However, the denial that affects the genocide committed against Hutus does not remove the fact that it happened. Judi Rever, in her book ‘In praise of blood: the crimes of the Rwandan Patriotic Front,’ (2018, p.4) explains one of the many methods RPF used to cleanse Hutu populations from entire regions of the country.
“In areas seized by the RPF or already under its control, its soldiers and intelligence agents (led by Kayumba Nyamwasa, former Military Chief of Staff of president Kagame and living protected by the South African government at the time of the writing of this note) worked with similar zeal (as the Hutu militia Interahamwe, responsible of most of the killing of Tutsis in areas then controlled by former prime minister Jean Kambanda’s government from April 9th, 1994 to the fall of Kigali on July 3rd, 1994), but they were more discreet: they cordoned off areas and killed Hutus secretly, with great precision. They operated mobile death squads, massacring Hutus in their villages. They brought large groups of Hutus to areas where NGOs and the UN agencies were not permitted to go. Under the cover of night, they transported displaced Hutus by truck, killed them, and burned their bodies with gasoline and gas oil. These atrocities took place mainly near Gabiro, a military training barracks in Rwanda’s Akagera National Park. Portions of the park became outdoor crematoriums, and human ashes were spread in its lakes. It was mass murder leaving barely a trace.”

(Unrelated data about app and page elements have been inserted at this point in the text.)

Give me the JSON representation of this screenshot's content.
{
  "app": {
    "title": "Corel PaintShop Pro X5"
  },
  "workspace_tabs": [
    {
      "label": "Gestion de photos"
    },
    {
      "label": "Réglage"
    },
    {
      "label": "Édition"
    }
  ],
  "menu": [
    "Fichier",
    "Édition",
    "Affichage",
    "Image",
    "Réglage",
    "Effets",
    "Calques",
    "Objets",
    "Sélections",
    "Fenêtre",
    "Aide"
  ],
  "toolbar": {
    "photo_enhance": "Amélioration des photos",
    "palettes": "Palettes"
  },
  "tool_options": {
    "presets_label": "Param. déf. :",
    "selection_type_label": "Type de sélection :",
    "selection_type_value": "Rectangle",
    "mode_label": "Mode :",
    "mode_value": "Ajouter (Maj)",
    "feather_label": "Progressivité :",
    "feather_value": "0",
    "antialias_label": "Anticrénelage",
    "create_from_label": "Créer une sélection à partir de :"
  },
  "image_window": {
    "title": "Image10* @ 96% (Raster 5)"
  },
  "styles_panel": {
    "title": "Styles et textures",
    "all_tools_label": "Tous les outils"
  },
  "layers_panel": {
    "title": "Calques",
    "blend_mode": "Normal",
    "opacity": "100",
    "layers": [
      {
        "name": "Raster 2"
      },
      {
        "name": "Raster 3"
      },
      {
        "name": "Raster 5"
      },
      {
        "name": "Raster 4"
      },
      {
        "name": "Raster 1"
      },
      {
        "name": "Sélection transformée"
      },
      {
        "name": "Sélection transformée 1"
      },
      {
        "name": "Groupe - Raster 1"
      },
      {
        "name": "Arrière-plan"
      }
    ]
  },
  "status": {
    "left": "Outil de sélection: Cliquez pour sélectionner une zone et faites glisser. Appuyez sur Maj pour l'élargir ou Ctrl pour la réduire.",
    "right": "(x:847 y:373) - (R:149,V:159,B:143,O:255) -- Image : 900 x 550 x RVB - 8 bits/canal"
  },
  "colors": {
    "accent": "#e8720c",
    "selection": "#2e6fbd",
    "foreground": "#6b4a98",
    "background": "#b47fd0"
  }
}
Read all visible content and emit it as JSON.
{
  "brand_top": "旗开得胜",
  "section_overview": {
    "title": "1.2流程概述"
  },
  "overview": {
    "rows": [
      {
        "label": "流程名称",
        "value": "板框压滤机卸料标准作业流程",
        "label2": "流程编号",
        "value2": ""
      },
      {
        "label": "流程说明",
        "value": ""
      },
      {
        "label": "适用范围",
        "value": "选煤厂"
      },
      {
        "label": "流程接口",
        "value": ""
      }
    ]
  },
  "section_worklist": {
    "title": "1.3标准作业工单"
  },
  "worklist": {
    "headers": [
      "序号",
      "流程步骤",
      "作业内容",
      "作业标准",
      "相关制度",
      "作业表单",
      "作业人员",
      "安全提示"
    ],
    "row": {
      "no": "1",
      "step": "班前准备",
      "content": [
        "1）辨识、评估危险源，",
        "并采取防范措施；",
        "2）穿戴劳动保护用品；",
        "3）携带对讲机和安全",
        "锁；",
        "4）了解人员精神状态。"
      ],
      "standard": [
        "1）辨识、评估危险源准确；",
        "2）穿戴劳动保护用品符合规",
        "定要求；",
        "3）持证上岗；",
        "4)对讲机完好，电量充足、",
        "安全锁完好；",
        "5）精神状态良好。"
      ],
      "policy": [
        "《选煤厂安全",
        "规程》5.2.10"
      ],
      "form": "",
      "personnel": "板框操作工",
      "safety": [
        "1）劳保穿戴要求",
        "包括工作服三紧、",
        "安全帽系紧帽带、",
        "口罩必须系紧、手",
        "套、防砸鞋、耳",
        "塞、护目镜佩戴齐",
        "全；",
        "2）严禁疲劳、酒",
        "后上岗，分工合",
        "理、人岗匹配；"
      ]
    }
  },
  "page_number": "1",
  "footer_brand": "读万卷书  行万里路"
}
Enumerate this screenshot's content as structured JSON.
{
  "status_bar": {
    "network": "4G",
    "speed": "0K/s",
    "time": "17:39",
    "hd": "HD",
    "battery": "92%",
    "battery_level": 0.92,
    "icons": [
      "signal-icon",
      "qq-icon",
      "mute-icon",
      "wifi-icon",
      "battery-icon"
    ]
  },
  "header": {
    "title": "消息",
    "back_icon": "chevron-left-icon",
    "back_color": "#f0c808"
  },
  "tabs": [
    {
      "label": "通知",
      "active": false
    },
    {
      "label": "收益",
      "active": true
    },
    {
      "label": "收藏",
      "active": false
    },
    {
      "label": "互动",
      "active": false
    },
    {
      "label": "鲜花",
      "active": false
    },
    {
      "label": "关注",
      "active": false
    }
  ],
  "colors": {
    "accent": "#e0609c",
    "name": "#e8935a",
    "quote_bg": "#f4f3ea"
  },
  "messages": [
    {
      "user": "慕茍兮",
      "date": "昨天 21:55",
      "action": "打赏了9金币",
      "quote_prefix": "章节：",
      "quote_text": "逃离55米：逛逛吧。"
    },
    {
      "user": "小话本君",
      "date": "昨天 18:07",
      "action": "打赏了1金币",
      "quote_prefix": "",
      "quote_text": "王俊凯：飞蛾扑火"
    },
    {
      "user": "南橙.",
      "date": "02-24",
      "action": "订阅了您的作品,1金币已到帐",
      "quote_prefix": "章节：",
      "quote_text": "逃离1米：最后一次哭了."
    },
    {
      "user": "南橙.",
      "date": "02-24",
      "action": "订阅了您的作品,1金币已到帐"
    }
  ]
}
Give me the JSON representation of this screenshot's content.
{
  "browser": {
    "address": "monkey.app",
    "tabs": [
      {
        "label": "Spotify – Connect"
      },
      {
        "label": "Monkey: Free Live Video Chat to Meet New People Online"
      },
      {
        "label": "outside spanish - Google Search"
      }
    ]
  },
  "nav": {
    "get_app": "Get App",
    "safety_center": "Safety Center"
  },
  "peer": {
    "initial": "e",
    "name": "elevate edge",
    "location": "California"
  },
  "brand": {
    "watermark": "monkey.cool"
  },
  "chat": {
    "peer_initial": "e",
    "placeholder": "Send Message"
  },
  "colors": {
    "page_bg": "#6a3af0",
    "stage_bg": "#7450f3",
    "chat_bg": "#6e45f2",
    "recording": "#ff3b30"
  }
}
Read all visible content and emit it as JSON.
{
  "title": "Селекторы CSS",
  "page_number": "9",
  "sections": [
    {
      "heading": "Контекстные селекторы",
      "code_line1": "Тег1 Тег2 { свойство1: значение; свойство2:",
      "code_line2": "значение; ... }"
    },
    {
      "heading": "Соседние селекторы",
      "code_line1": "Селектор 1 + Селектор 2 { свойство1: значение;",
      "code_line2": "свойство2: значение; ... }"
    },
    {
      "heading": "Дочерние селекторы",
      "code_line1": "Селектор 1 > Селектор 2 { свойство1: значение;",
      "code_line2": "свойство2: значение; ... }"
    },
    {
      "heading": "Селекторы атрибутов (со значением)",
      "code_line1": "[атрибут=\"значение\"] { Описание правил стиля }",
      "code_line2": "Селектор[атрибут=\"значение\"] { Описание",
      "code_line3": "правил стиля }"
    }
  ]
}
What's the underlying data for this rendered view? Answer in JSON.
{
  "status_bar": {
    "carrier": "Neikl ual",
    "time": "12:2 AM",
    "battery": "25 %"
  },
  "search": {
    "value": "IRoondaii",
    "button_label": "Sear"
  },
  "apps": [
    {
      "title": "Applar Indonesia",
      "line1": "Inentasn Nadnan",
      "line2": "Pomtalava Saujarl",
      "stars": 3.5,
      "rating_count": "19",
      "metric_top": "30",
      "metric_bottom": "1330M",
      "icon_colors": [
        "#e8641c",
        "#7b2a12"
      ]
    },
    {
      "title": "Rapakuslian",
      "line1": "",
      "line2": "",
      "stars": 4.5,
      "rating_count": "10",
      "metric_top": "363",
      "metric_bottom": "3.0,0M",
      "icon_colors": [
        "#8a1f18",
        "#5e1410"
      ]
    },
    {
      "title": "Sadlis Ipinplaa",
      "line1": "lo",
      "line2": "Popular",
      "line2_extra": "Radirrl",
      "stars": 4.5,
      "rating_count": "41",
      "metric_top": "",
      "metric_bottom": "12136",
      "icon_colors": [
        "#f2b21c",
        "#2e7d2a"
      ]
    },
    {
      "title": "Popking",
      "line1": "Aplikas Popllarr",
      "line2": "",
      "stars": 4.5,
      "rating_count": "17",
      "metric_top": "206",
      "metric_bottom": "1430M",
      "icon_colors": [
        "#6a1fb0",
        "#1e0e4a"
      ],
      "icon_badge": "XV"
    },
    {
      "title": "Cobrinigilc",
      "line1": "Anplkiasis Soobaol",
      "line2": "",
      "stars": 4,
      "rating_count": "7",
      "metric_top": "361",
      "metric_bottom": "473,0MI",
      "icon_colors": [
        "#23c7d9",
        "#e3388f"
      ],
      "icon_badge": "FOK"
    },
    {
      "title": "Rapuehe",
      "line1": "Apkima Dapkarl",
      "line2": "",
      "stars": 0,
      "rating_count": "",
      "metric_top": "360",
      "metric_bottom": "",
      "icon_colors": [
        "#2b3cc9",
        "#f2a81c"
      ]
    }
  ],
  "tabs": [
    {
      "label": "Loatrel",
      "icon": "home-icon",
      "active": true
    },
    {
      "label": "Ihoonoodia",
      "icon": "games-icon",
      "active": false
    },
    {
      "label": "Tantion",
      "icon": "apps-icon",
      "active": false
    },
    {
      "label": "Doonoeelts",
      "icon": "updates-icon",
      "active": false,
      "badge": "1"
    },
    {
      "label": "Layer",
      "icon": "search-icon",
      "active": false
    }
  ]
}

The Rwandan president Paul Kagame was a rebel leader twenty-nine years ago. His methods of getting into power in July 1994 privileged and caused the Rwandan genocide. A few years later in 1996/97, he added the Congolese and Hutu refugees’ genocides (the 2010 UN Mapping Report attests of a genocidaire nature the massacres committed between 1993 and 2003 against these populations by Kagame and Museveni forces) to his sinister record. US, UK, Canada, Israel, western conglomerates and similar entities enthused by global dominance need African leaders like Kagame to achieve their national or institutional greedy interests. These interests don’t care how many lives are sacrificed to achieve them, as long as the death toll does not include Europeans. The picture appears to be a different version of the slavery of past centuries where millions of black lives were drained of their humanity for the good of European powers of that time. Countries and multinationals interested in the minerals of the Democratic Republic of Congo might continue to support Paul Kagame until his usefulness ends. In the meantime, Tutsi, Hutu, Twa and Congolese survivors of the genocides he and Museveni orchestrated against their people, must at all costs preserve the memories of what happened to them and their loved ones. They should continue to remember in order to move on harmoniously, live lives worth living, and possibly seek a better future for their respective countries.